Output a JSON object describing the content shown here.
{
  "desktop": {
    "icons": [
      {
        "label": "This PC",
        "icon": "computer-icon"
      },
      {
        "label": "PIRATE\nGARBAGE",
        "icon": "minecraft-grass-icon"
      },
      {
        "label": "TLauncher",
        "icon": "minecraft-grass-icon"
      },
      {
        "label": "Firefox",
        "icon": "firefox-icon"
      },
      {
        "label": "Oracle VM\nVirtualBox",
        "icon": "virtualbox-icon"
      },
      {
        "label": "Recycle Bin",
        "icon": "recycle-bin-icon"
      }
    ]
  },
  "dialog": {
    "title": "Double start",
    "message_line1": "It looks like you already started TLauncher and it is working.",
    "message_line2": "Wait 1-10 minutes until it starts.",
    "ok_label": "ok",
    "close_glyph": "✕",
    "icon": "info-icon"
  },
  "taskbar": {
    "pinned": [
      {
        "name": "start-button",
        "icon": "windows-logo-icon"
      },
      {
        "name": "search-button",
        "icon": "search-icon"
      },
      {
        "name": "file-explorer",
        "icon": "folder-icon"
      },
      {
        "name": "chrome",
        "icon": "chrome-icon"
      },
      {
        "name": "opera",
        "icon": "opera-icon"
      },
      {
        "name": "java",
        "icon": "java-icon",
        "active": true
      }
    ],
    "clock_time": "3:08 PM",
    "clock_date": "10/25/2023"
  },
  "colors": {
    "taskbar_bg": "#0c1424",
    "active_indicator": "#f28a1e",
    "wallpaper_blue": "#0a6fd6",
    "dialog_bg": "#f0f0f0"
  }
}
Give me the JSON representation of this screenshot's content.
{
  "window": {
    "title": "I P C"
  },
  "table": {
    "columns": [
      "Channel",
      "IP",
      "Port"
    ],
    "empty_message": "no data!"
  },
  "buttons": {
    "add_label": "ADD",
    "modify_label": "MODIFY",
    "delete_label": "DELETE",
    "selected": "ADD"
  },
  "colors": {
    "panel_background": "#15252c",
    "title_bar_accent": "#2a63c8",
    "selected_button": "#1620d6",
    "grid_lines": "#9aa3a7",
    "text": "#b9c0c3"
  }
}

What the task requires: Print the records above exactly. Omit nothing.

Task answer:
Output a JSON object describing the content shown here.
{
  "desktop": {
    "icons": [
      {
        "label": "This PC",
        "icon": "computer-icon"
      },
      {
        "label": "PIRATE\nGARBAGE",
        "icon": "minecraft-grass-icon"
      },
      {
        "label": "TLauncher",
        "icon": "minecraft-grass-icon"
      },
      {
        "label": "Firefox",
        "icon": "firefox-icon"
      },
      {
        "label": "Oracle VM\nVirtualBox",
        "icon": "virtualbox-icon"
      },
      {
        "label": "Recycle Bin",
        "icon": "recycle-bin-icon"
      }
    ]
  },
  "dialog": {
    "title": "Double start",
    "message_line1": "It looks like you already started TLauncher and it is working.",
    "message_line2": "Wait 1-10 minutes until it starts.",
    "ok_label": "ok",
    "close_glyph": "✕",
    "icon": "info-icon"
  },
  "taskbar": {
    "pinned": [
      {
        "name": "start-button",
        "icon": "windows-logo-icon"
      },
      {
        "name": "search-button",
        "icon": "search-icon"
      },
      {
        "name": "file-explorer",
        "icon": "folder-icon"
      },
      {
        "name": "chrome",
        "icon": "chrome-icon"
      },
      {
        "name": "opera",
        "icon": "opera-icon"
      },
      {
        "name": "java",
        "icon": "java-icon",
        "active": true
      }
    ],
    "clock_time": "3:08 PM",
    "clock_date": "10/25/2023"
  },
  "colors": {
    "taskbar_bg": "#0c1424",
    "active_indicator": "#f28a1e",
    "wallpaper_blue": "#0a6fd6",
    "dialog_bg": "#f0f0f0"
  }
}
Give me the JSON representation of this screenshot's content.
{
  "window": {
    "title": "I P C"
  },
  "table": {
    "columns": [
      "Channel",
      "IP",
      "Port"
    ],
    "empty_message": "no data!"
  },
  "buttons": {
    "add_label": "ADD",
    "modify_label": "MODIFY",
    "delete_label": "DELETE",
    "selected": "ADD"
  },
  "colors": {
    "panel_background": "#15252c",
    "title_bar_accent": "#2a63c8",
    "selected_button": "#1620d6",
    "grid_lines": "#9aa3a7",
    "text": "#b9c0c3"
  }
}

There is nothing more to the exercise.